My compost pile is more than a nice soil production factory, it’s also my gym! About once a week I turn the compost on the right hand side to mix all the ingredients together, and get some air into the mix.
This is a good workout for me, but I don’t need to do this and neither do you unless you are short on space. I just like the idea of getting a result a bit faster.
You also need an open pile, like mine, with room to turn the compost, rather than a tub that you can’t get a fork into. Alternatively you could invest in one of those rotating compost barrels that you turn each day with a handle.
Incidentally, you don’t need to have gates across the front of your compost piles – those hurdles are there to stop my sheep interfering with my compost piles!
Slow composting – for patient gardeners
If you are very patient and happy to wait months for a result, you don’t need to run a fast composting system. You can slow compost instead.

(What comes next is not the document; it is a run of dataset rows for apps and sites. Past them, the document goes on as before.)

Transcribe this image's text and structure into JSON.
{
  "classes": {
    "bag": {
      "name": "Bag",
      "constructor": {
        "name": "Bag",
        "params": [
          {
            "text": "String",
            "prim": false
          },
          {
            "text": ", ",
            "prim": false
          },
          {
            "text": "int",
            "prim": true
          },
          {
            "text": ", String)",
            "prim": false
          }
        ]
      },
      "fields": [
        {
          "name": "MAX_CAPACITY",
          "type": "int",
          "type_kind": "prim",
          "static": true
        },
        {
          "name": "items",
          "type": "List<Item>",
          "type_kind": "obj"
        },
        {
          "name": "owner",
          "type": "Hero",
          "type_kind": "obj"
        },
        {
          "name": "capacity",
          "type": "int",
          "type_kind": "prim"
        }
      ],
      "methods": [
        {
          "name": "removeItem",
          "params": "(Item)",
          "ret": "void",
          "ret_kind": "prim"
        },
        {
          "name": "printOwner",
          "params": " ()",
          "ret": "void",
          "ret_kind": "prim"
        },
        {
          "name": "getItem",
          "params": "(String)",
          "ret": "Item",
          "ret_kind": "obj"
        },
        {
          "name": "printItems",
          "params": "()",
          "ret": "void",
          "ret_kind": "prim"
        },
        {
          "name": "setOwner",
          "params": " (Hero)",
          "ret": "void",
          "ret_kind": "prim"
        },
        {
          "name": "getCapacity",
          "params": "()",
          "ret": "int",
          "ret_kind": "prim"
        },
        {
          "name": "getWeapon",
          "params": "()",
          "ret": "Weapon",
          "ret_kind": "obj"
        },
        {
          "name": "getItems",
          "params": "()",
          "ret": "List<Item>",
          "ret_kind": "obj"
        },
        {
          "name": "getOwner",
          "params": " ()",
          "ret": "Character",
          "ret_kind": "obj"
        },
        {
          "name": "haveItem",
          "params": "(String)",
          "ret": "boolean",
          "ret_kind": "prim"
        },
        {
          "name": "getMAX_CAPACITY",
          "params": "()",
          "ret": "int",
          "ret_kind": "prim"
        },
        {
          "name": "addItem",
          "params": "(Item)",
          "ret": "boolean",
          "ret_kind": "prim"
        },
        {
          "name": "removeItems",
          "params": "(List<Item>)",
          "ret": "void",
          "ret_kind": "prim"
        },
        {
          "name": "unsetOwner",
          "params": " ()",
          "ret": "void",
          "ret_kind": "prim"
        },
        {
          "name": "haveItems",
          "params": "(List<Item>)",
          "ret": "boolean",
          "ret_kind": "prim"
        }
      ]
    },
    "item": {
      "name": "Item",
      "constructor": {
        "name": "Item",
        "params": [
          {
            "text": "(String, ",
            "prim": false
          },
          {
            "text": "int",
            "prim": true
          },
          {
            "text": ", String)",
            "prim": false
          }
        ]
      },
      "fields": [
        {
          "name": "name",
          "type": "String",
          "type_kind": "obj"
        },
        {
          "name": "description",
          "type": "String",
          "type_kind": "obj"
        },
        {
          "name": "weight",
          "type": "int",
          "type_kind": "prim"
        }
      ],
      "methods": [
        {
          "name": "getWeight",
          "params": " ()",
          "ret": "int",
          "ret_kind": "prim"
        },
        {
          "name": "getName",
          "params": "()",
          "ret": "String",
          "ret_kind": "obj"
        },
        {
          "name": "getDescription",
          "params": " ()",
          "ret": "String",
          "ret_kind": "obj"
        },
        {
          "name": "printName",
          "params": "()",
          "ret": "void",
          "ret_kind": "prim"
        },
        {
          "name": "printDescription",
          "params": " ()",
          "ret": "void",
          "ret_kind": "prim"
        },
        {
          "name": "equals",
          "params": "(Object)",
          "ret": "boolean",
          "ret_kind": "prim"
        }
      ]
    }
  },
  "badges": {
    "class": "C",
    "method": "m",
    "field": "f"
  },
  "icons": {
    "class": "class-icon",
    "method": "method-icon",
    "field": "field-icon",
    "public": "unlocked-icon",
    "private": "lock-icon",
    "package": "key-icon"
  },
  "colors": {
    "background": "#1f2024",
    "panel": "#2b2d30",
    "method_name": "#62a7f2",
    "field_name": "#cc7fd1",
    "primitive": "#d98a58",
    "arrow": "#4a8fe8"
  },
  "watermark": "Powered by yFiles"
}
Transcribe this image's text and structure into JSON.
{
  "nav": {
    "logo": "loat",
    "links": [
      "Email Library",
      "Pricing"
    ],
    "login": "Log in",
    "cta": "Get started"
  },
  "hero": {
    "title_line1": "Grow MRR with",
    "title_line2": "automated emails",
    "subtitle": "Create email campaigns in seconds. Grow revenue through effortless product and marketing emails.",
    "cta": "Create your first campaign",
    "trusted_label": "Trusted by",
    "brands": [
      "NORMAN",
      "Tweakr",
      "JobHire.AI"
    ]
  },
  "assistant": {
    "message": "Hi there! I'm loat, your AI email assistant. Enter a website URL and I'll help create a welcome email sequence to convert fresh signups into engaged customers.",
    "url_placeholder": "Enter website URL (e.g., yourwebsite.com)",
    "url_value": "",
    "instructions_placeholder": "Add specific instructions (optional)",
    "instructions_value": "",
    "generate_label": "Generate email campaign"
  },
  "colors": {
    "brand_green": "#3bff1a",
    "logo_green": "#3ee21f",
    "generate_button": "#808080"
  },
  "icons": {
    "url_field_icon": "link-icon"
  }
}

You’ll need several compost piles, and when the first one is full, you’ll leave that one and start a new one. Over time, if the ingredient proportions are correct and the pile is fairly well mixed (not all green on the bottom and all brown on the top) then you’ll have compost from your first heap. But it could take as long as a year for your pile to rot down completely.
As you can see, slow composting requires more space, as well as more time, because you’ll need several compost piles on the go, and in different stages of the composting life cycle, at the same time.
The temperature inside your compost pile
As my composting skills have improved, I’ve become more interested in the temperature inside my compost pile. There’s potential for using this heat too.
A properly working compost heap gets very warm inside. If you want to know just how warm, you can buy a compost probe that you push into the pile and it gives you a temperature reading. You may be surprised at just how hot it gets.
You don’t need to know about temperatures to get started with composting but it’s something you may find you get into as your composting skills grow.
What about worms?
In my early experiments in our previous home with a small back yard, I used to buy tiger worms from Amazon and add them to my compost tubs.
I don’t do this any more because the soil on our homestead is very rich in worms, and they soon find their way into the compost pile.
It’s unlikely that you’ll need to buy worms, but they are not very expensive so you might want to experiment and see if they help break down your compost faster.
Here is a quick summary to get you started with composting in your yard.
- You don’t need a container
- Keep your ingredients balanced
- Turn regularly for fast results
You don’t need tubs, barrels or other containers to get started. You don’t even need purpose made bays like the ones I have. All you need is enough space to build a pile. Containers help keep things together, but they make it harder to turn your compost.
If you want fast results, or you don’t have space for more than one pile, you’ll need a sturdy long handled fork to turn your compost regularly. Remember to mix green and browns in even proportions. And to turn your compost regularly for faster results.
Good luck with your composting and let me know how you get on in the comments below!